What's needed is a word-for-word retyping of the entries below, pictures omitted.

▶ Records shown:
= = = = = = =
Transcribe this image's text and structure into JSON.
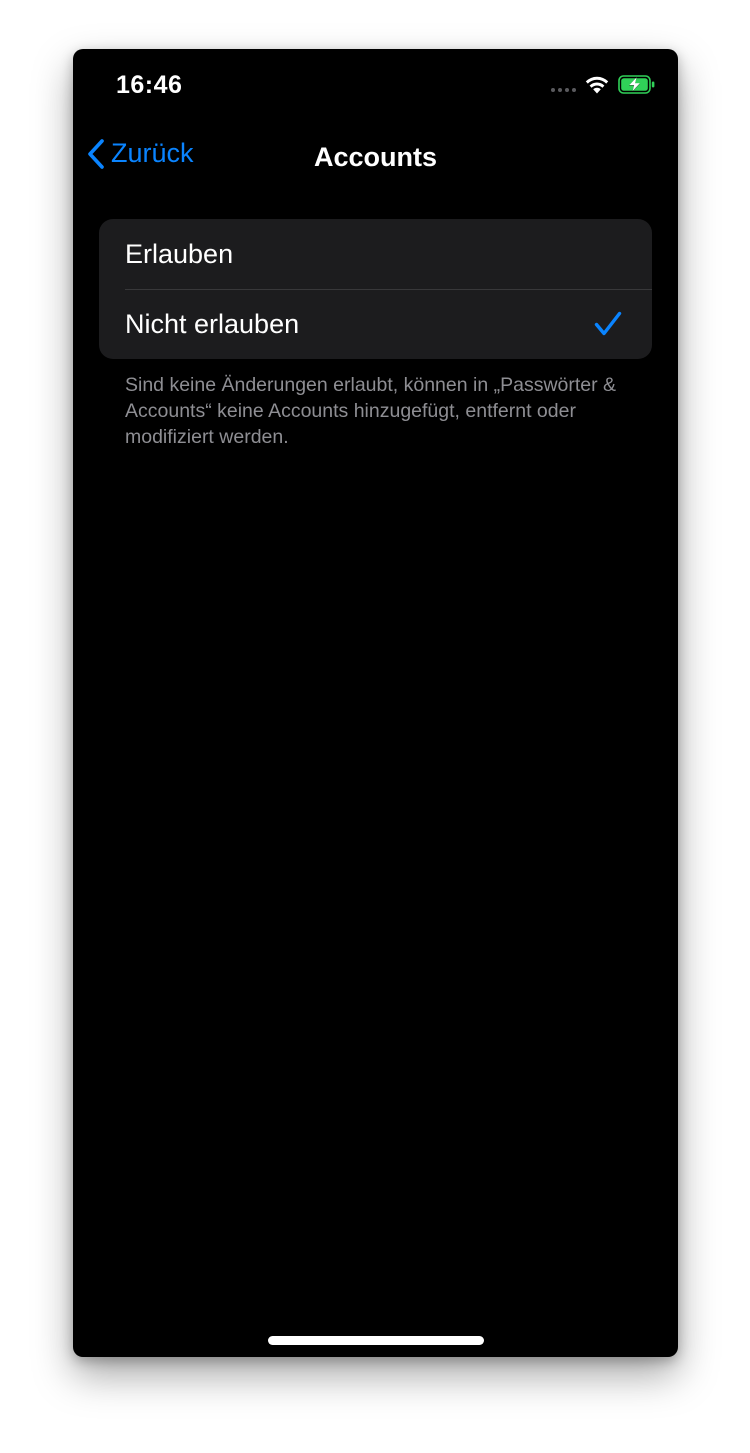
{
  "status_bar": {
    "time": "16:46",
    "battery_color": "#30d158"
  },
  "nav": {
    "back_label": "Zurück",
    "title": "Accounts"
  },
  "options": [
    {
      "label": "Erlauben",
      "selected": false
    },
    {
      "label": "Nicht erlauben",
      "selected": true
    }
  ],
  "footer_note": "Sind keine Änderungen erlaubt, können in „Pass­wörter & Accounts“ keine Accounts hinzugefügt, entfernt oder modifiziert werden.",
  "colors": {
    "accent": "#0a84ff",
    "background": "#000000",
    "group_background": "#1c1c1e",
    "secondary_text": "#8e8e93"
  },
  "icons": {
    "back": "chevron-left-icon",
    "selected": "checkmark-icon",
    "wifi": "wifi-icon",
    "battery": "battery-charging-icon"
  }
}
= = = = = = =
▶ Solved exercise:
Transcribe this image's text and structure into JSON.
{
  "status_bar": {
    "time": "16:46",
    "battery_color": "#30d158"
  },
  "nav": {
    "back_label": "Zurück",
    "title": "Accounts"
  },
  "options": [
    {
      "label": "Erlauben",
      "selected": false
    },
    {
      "label": "Nicht erlauben",
      "selected": true
    }
  ],
  "footer_note": "Sind keine Änderungen erlaubt, können in „Pass­wörter & Accounts“ keine Accounts hinzugefügt, entfernt oder modifiziert werden.",
  "colors": {
    "accent": "#0a84ff",
    "background": "#000000",
    "group_background": "#1c1c1e",
    "secondary_text": "#8e8e93"
  },
  "icons": {
    "back": "chevron-left-icon",
    "selected": "checkmark-icon",
    "wifi": "wifi-icon",
    "battery": "battery-charging-icon"
  }
}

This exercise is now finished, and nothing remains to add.